EXCERPTED RECORDS:

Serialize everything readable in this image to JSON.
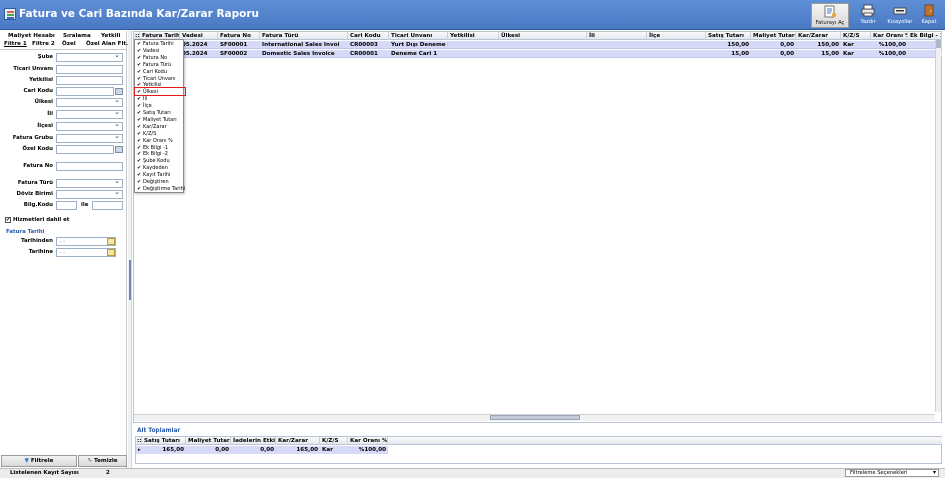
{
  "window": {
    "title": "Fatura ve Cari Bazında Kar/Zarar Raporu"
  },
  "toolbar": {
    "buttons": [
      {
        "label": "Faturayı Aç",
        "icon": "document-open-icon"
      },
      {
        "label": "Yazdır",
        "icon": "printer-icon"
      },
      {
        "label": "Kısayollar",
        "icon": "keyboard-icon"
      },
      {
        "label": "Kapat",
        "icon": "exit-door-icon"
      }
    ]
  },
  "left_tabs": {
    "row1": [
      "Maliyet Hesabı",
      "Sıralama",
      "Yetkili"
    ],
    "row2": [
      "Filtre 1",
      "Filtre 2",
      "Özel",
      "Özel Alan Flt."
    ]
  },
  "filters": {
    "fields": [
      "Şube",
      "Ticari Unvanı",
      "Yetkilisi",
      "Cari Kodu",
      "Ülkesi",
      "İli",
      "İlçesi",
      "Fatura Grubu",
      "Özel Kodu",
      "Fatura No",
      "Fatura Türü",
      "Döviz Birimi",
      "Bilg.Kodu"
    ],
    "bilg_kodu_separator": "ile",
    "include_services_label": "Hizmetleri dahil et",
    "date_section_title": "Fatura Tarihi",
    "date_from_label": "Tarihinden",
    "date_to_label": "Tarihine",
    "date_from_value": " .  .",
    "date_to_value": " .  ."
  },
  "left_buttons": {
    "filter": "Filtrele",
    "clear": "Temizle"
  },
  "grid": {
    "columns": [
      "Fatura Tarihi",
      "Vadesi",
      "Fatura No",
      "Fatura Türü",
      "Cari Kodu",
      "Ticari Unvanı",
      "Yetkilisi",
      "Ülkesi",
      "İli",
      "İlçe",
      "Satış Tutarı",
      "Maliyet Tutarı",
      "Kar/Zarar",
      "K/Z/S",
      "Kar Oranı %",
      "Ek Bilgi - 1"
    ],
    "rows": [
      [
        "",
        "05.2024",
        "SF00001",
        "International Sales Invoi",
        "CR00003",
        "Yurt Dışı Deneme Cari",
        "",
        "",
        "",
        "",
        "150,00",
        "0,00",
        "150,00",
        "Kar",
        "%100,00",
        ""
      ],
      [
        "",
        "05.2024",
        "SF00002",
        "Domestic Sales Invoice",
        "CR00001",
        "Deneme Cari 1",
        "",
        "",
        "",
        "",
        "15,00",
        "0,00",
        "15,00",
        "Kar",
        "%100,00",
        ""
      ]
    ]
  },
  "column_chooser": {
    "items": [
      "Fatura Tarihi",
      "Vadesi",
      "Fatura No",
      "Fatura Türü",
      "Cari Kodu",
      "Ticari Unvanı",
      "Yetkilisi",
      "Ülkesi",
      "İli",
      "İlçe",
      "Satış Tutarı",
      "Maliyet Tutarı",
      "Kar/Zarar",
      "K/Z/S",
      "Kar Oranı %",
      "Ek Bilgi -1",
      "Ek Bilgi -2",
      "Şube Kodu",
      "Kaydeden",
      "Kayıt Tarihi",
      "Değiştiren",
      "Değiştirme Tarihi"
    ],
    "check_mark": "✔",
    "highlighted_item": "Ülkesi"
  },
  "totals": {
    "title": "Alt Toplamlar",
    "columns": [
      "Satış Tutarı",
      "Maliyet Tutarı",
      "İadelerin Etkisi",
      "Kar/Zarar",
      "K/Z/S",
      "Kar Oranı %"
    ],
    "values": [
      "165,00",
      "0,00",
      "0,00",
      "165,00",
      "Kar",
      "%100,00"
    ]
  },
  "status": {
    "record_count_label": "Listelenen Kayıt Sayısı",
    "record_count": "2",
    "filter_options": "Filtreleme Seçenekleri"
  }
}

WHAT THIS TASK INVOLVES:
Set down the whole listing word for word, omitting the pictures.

RESULT OF THIS TASK:
Serialize everything readable in this image to JSON.
{
  "window": {
    "title": "Fatura ve Cari Bazında Kar/Zarar Raporu"
  },
  "toolbar": {
    "buttons": [
      {
        "label": "Faturayı Aç",
        "icon": "document-open-icon"
      },
      {
        "label": "Yazdır",
        "icon": "printer-icon"
      },
      {
        "label": "Kısayollar",
        "icon": "keyboard-icon"
      },
      {
        "label": "Kapat",
        "icon": "exit-door-icon"
      }
    ]
  },
  "left_tabs": {
    "row1": [
      "Maliyet Hesabı",
      "Sıralama",
      "Yetkili"
    ],
    "row2": [
      "Filtre 1",
      "Filtre 2",
      "Özel",
      "Özel Alan Flt."
    ]
  },
  "filters": {
    "fields": [
      "Şube",
      "Ticari Unvanı",
      "Yetkilisi",
      "Cari Kodu",
      "Ülkesi",
      "İli",
      "İlçesi",
      "Fatura Grubu",
      "Özel Kodu",
      "Fatura No",
      "Fatura Türü",
      "Döviz Birimi",
      "Bilg.Kodu"
    ],
    "bilg_kodu_separator": "ile",
    "include_services_label": "Hizmetleri dahil et",
    "date_section_title": "Fatura Tarihi",
    "date_from_label": "Tarihinden",
    "date_to_label": "Tarihine",
    "date_from_value": " .  .",
    "date_to_value": " .  ."
  },
  "left_buttons": {
    "filter": "Filtrele",
    "clear": "Temizle"
  },
  "grid": {
    "columns": [
      "Fatura Tarihi",
      "Vadesi",
      "Fatura No",
      "Fatura Türü",
      "Cari Kodu",
      "Ticari Unvanı",
      "Yetkilisi",
      "Ülkesi",
      "İli",
      "İlçe",
      "Satış Tutarı",
      "Maliyet Tutarı",
      "Kar/Zarar",
      "K/Z/S",
      "Kar Oranı %",
      "Ek Bilgi - 1"
    ],
    "rows": [
      [
        "",
        "05.2024",
        "SF00001",
        "International Sales Invoi",
        "CR00003",
        "Yurt Dışı Deneme Cari",
        "",
        "",
        "",
        "",
        "150,00",
        "0,00",
        "150,00",
        "Kar",
        "%100,00",
        ""
      ],
      [
        "",
        "05.2024",
        "SF00002",
        "Domestic Sales Invoice",
        "CR00001",
        "Deneme Cari 1",
        "",
        "",
        "",
        "",
        "15,00",
        "0,00",
        "15,00",
        "Kar",
        "%100,00",
        ""
      ]
    ]
  },
  "column_chooser": {
    "items": [
      "Fatura Tarihi",
      "Vadesi",
      "Fatura No",
      "Fatura Türü",
      "Cari Kodu",
      "Ticari Unvanı",
      "Yetkilisi",
      "Ülkesi",
      "İli",
      "İlçe",
      "Satış Tutarı",
      "Maliyet Tutarı",
      "Kar/Zarar",
      "K/Z/S",
      "Kar Oranı %",
      "Ek Bilgi -1",
      "Ek Bilgi -2",
      "Şube Kodu",
      "Kaydeden",
      "Kayıt Tarihi",
      "Değiştiren",
      "Değiştirme Tarihi"
    ],
    "check_mark": "✔",
    "highlighted_item": "Ülkesi"
  },
  "totals": {
    "title": "Alt Toplamlar",
    "columns": [
      "Satış Tutarı",
      "Maliyet Tutarı",
      "İadelerin Etkisi",
      "Kar/Zarar",
      "K/Z/S",
      "Kar Oranı %"
    ],
    "values": [
      "165,00",
      "0,00",
      "0,00",
      "165,00",
      "Kar",
      "%100,00"
    ]
  },
  "status": {
    "record_count_label": "Listelenen Kayıt Sayısı",
    "record_count": "2",
    "filter_options": "Filtreleme Seçenekleri"
  }
}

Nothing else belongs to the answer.